- Task description
Retype every record exactly. Leave the pictures out.

Dataset rows for apps and sites:
--------------------------------------------------
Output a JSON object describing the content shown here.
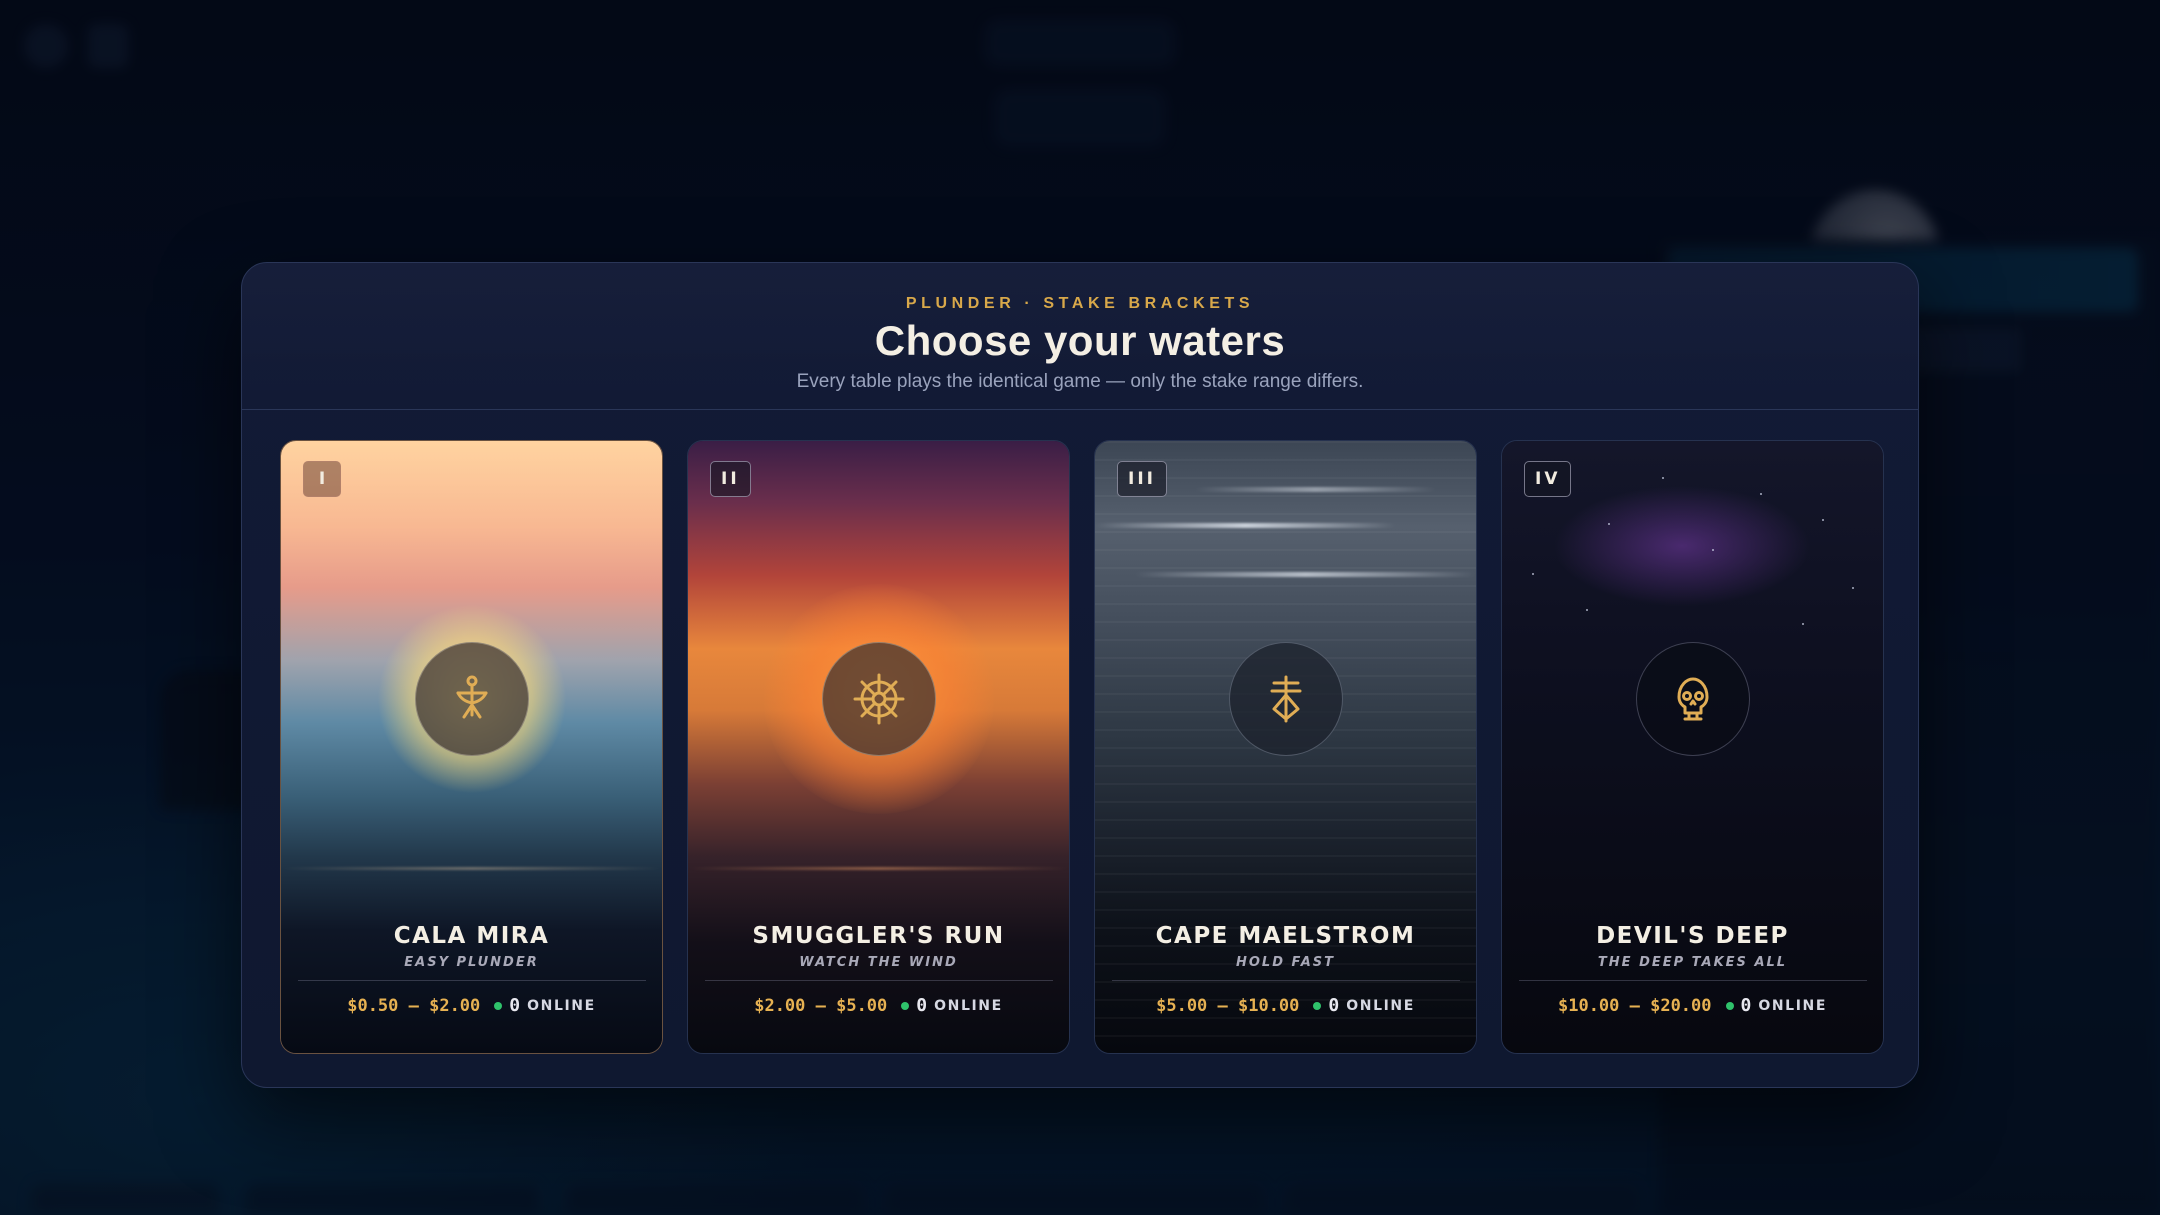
{
  "modal": {
    "eyebrow": "PLUNDER · STAKE BRACKETS",
    "title": "Choose your waters",
    "subtitle": "Every table plays the identical game — only the stake range differs."
  },
  "cards": [
    {
      "numeral": "I",
      "name": "CALA MIRA",
      "tagline": "EASY PLUNDER",
      "stake": "$0.50 – $2.00",
      "online_count": "0",
      "online_label": "ONLINE",
      "icon": "anchor-figure-icon"
    },
    {
      "numeral": "II",
      "name": "SMUGGLER'S RUN",
      "tagline": "WATCH THE WIND",
      "stake": "$2.00 – $5.00",
      "online_count": "0",
      "online_label": "ONLINE",
      "icon": "ship-wheel-icon"
    },
    {
      "numeral": "III",
      "name": "CAPE MAELSTROM",
      "tagline": "HOLD FAST",
      "stake": "$5.00 – $10.00",
      "online_count": "0",
      "online_label": "ONLINE",
      "icon": "trident-icon"
    },
    {
      "numeral": "IV",
      "name": "DEVIL'S DEEP",
      "tagline": "THE DEEP TAKES ALL",
      "stake": "$10.00 – $20.00",
      "online_count": "0",
      "online_label": "ONLINE",
      "icon": "skull-icon"
    }
  ],
  "colors": {
    "accent_gold": "#e6b152",
    "online_green": "#2fc26b",
    "modal_bg": "#121a36"
  }
}
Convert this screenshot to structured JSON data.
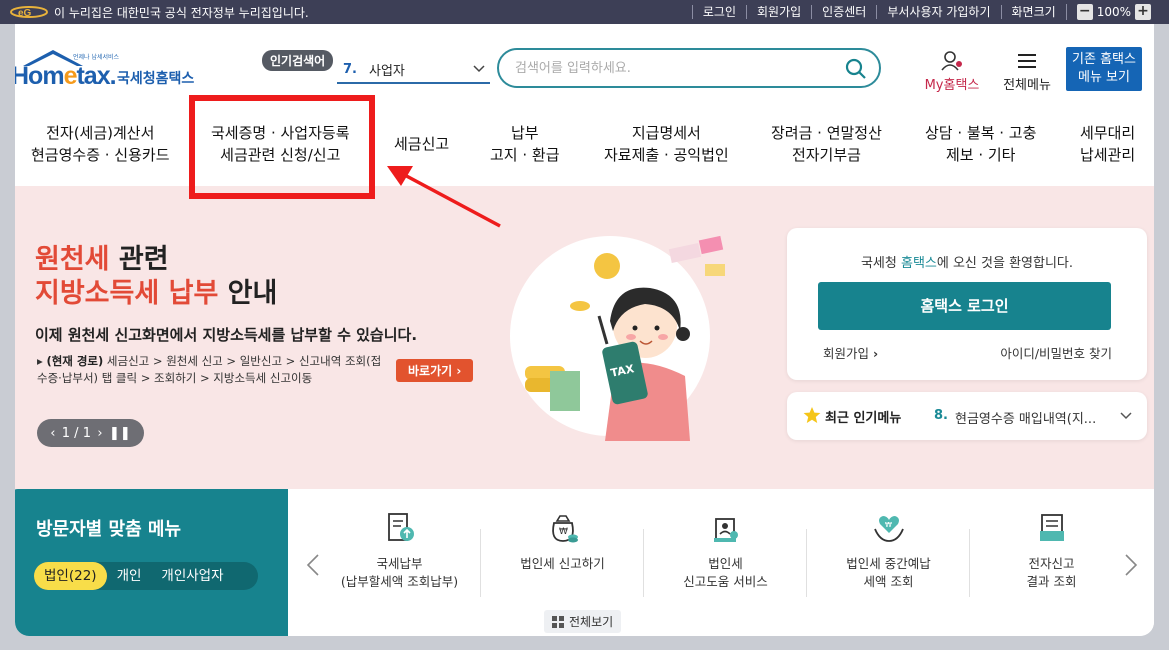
{
  "govbar": {
    "notice": "이 누리집은 대한민국 공식 전자정부 누리집입니다.",
    "links": [
      "로그인",
      "회원가입",
      "인증센터",
      "부서사용자 가입하기",
      "화면크기"
    ],
    "zoom": "100%",
    "zoom_minus": "−",
    "zoom_plus": "+"
  },
  "header": {
    "logo_tag": "언제나 납세서비스",
    "logo_home": "Hom",
    "logo_e": "e",
    "logo_tax": "tax.",
    "logo_kr": "국세청홈택스",
    "popular_badge": "인기검색어",
    "popular_num": "7.",
    "popular_term": "사업자",
    "search_placeholder": "검색어를 입력하세요.",
    "my_hometax": "My홈택스",
    "all_menu": "전체메뉴",
    "old_hometax_l1": "기존 홈택스",
    "old_hometax_l2": "메뉴 보기"
  },
  "nav": [
    {
      "l1": "전자(세금)계산서",
      "l2": "현금영수증 · 신용카드"
    },
    {
      "l1": "국세증명 · 사업자등록",
      "l2": "세금관련 신청/신고"
    },
    {
      "l1": "세금신고",
      "l2": ""
    },
    {
      "l1": "납부",
      "l2": "고지 · 환급"
    },
    {
      "l1": "지급명세서",
      "l2": "자료제출 · 공익법인"
    },
    {
      "l1": "장려금 · 연말정산",
      "l2": "전자기부금"
    },
    {
      "l1": "상담 · 불복 · 고충",
      "l2": "제보 · 기타"
    },
    {
      "l1": "세무대리",
      "l2": "납세관리"
    }
  ],
  "hero": {
    "h1_red": "원천세",
    "h1_rest": " 관련",
    "h2_red": "지방소득세 납부",
    "h2_rest": " 안내",
    "desc": "이제 원천세 신고화면에서 지방소득세를 납부할 수 있습니다.",
    "path_label": "(현재 경로)",
    "path_text": " 세금신고 > 원천세 신고 > 일반신고 > 신고내역 조회(접수증·납부서) 탭 클릭 > 조회하기 > 지방소득세 신고이동",
    "go_button": "바로가기",
    "pager": "1 / 1",
    "tax_label": "TAX"
  },
  "login": {
    "welcome_pre": "국세청 ",
    "welcome_hl": "홈택스",
    "welcome_post": "에 오신 것을 환영합니다.",
    "login_button": "홈택스 로그인",
    "join": "회원가입",
    "find": "아이디/비밀번호 찾기"
  },
  "popular_menu": {
    "title": "최근 인기메뉴",
    "num": "8.",
    "value": "현금영수증 매입내역(지..."
  },
  "visitor": {
    "title": "방문자별 맞춤 메뉴",
    "tabs": [
      "법인(22)",
      "개인",
      "개인사업자"
    ]
  },
  "services": [
    {
      "l1": "국세납부",
      "l2": "(납부할세액 조회납부)",
      "icon": "tax-payment-icon"
    },
    {
      "l1": "법인세 신고하기",
      "l2": "",
      "icon": "corporate-tax-filing-icon"
    },
    {
      "l1": "법인세",
      "l2": "신고도움 서비스",
      "icon": "filing-help-icon"
    },
    {
      "l1": "법인세 중간예납",
      "l2": "세액 조회",
      "icon": "interim-prepayment-icon"
    },
    {
      "l1": "전자신고",
      "l2": "결과 조회",
      "icon": "e-filing-result-icon"
    }
  ],
  "view_all": "전체보기",
  "colors": {
    "gov_bar": "#3d3f56",
    "brand_blue": "#1d5fae",
    "teal": "#17838e",
    "hero_bg": "#f9e6e6",
    "accent_red": "#e24a37",
    "highlight_red": "#ee1c1c"
  }
}
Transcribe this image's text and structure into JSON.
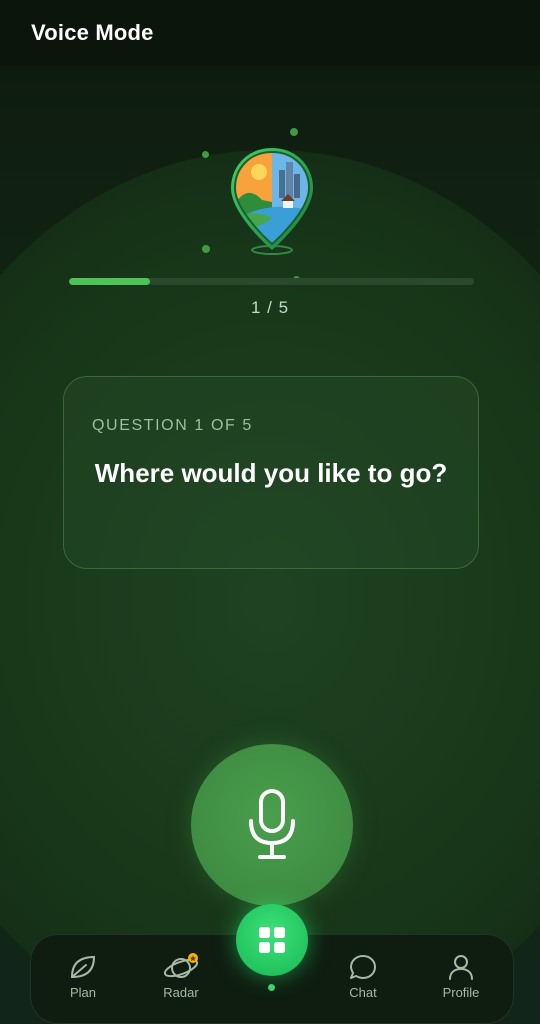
{
  "header": {
    "title": "Voice Mode"
  },
  "progress": {
    "current": 1,
    "total": 5,
    "fraction": 0.2,
    "label": "1 / 5"
  },
  "question": {
    "eyebrow": "QUESTION 1 OF 5",
    "text": "Where would you like to go?"
  },
  "mic": {
    "icon": "microphone-icon"
  },
  "tabs": [
    {
      "label": "Plan",
      "icon": "leaf-icon"
    },
    {
      "label": "Radar",
      "icon": "planet-icon"
    },
    {
      "label": "",
      "icon": "grid-icon"
    },
    {
      "label": "Chat",
      "icon": "chat-bubble-icon"
    },
    {
      "label": "Profile",
      "icon": "user-icon"
    }
  ],
  "colors": {
    "accent": "#22c55e",
    "progress": "#4ec458",
    "mic": "#3f8d42",
    "badge": "#f5b400"
  }
}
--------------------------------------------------
- Written response
Output a JSON object describing the content shown here.
{
  "modal": {
    "eyebrow": "PLUNDER · STAKE BRACKETS",
    "title": "Choose your waters",
    "subtitle": "Every table plays the identical game — only the stake range differs."
  },
  "cards": [
    {
      "numeral": "I",
      "name": "CALA MIRA",
      "tagline": "EASY PLUNDER",
      "stake": "$0.50 – $2.00",
      "online_count": "0",
      "online_label": "ONLINE",
      "icon": "anchor-figure-icon"
    },
    {
      "numeral": "II",
      "name": "SMUGGLER'S RUN",
      "tagline": "WATCH THE WIND",
      "stake": "$2.00 – $5.00",
      "online_count": "0",
      "online_label": "ONLINE",
      "icon": "ship-wheel-icon"
    },
    {
      "numeral": "III",
      "name": "CAPE MAELSTROM",
      "tagline": "HOLD FAST",
      "stake": "$5.00 – $10.00",
      "online_count": "0",
      "online_label": "ONLINE",
      "icon": "trident-icon"
    },
    {
      "numeral": "IV",
      "name": "DEVIL'S DEEP",
      "tagline": "THE DEEP TAKES ALL",
      "stake": "$10.00 – $20.00",
      "online_count": "0",
      "online_label": "ONLINE",
      "icon": "skull-icon"
    }
  ],
  "colors": {
    "accent_gold": "#e6b152",
    "online_green": "#2fc26b",
    "modal_bg": "#121a36"
  }
}
Convert this screenshot to structured JSON data.
{
  "govbar": {
    "notice": "이 누리집은 대한민국 공식 전자정부 누리집입니다.",
    "links": [
      "로그인",
      "회원가입",
      "인증센터",
      "부서사용자 가입하기",
      "화면크기"
    ],
    "zoom": "100%",
    "zoom_minus": "−",
    "zoom_plus": "+"
  },
  "header": {
    "logo_tag": "언제나 납세서비스",
    "logo_home": "Hom",
    "logo_e": "e",
    "logo_tax": "tax.",
    "logo_kr": "국세청홈택스",
    "popular_badge": "인기검색어",
    "popular_num": "7.",
    "popular_term": "사업자",
    "search_placeholder": "검색어를 입력하세요.",
    "my_hometax": "My홈택스",
    "all_menu": "전체메뉴",
    "old_hometax_l1": "기존 홈택스",
    "old_hometax_l2": "메뉴 보기"
  },
  "nav": [
    {
      "l1": "전자(세금)계산서",
      "l2": "현금영수증 · 신용카드"
    },
    {
      "l1": "국세증명 · 사업자등록",
      "l2": "세금관련 신청/신고"
    },
    {
      "l1": "세금신고",
      "l2": ""
    },
    {
      "l1": "납부",
      "l2": "고지 · 환급"
    },
    {
      "l1": "지급명세서",
      "l2": "자료제출 · 공익법인"
    },
    {
      "l1": "장려금 · 연말정산",
      "l2": "전자기부금"
    },
    {
      "l1": "상담 · 불복 · 고충",
      "l2": "제보 · 기타"
    },
    {
      "l1": "세무대리",
      "l2": "납세관리"
    }
  ],
  "hero": {
    "h1_red": "원천세",
    "h1_rest": " 관련",
    "h2_red": "지방소득세 납부",
    "h2_rest": " 안내",
    "desc": "이제 원천세 신고화면에서 지방소득세를 납부할 수 있습니다.",
    "path_label": "(현재 경로)",
    "path_text": " 세금신고 > 원천세 신고 > 일반신고 > 신고내역 조회(접수증·납부서) 탭 클릭 > 조회하기 > 지방소득세 신고이동",
    "go_button": "바로가기",
    "pager": "1 / 1",
    "tax_label": "TAX"
  },
  "login": {
    "welcome_pre": "국세청 ",
    "welcome_hl": "홈택스",
    "welcome_post": "에 오신 것을 환영합니다.",
    "login_button": "홈택스 로그인",
    "join": "회원가입",
    "find": "아이디/비밀번호 찾기"
  },
  "popular_menu": {
    "title": "최근 인기메뉴",
    "num": "8.",
    "value": "현금영수증 매입내역(지..."
  },
  "visitor": {
    "title": "방문자별 맞춤 메뉴",
    "tabs": [
      "법인(22)",
      "개인",
      "개인사업자"
    ]
  },
  "services": [
    {
      "l1": "국세납부",
      "l2": "(납부할세액 조회납부)",
      "icon": "tax-payment-icon"
    },
    {
      "l1": "법인세 신고하기",
      "l2": "",
      "icon": "corporate-tax-filing-icon"
    },
    {
      "l1": "법인세",
      "l2": "신고도움 서비스",
      "icon": "filing-help-icon"
    },
    {
      "l1": "법인세 중간예납",
      "l2": "세액 조회",
      "icon": "interim-prepayment-icon"
    },
    {
      "l1": "전자신고",
      "l2": "결과 조회",
      "icon": "e-filing-result-icon"
    }
  ],
  "view_all": "전체보기",
  "colors": {
    "gov_bar": "#3d3f56",
    "brand_blue": "#1d5fae",
    "teal": "#17838e",
    "hero_bg": "#f9e6e6",
    "accent_red": "#e24a37",
    "highlight_red": "#ee1c1c"
  }
}
Transcribe this image's text and structure into JSON.
{
  "header": {
    "title": "Voice Mode"
  },
  "progress": {
    "current": 1,
    "total": 5,
    "fraction": 0.2,
    "label": "1 / 5"
  },
  "question": {
    "eyebrow": "QUESTION 1 OF 5",
    "text": "Where would you like to go?"
  },
  "mic": {
    "icon": "microphone-icon"
  },
  "tabs": [
    {
      "label": "Plan",
      "icon": "leaf-icon"
    },
    {
      "label": "Radar",
      "icon": "planet-icon"
    },
    {
      "label": "",
      "icon": "grid-icon"
    },
    {
      "label": "Chat",
      "icon": "chat-bubble-icon"
    },
    {
      "label": "Profile",
      "icon": "user-icon"
    }
  ],
  "colors": {
    "accent": "#22c55e",
    "progress": "#4ec458",
    "mic": "#3f8d42",
    "badge": "#f5b400"
  }
}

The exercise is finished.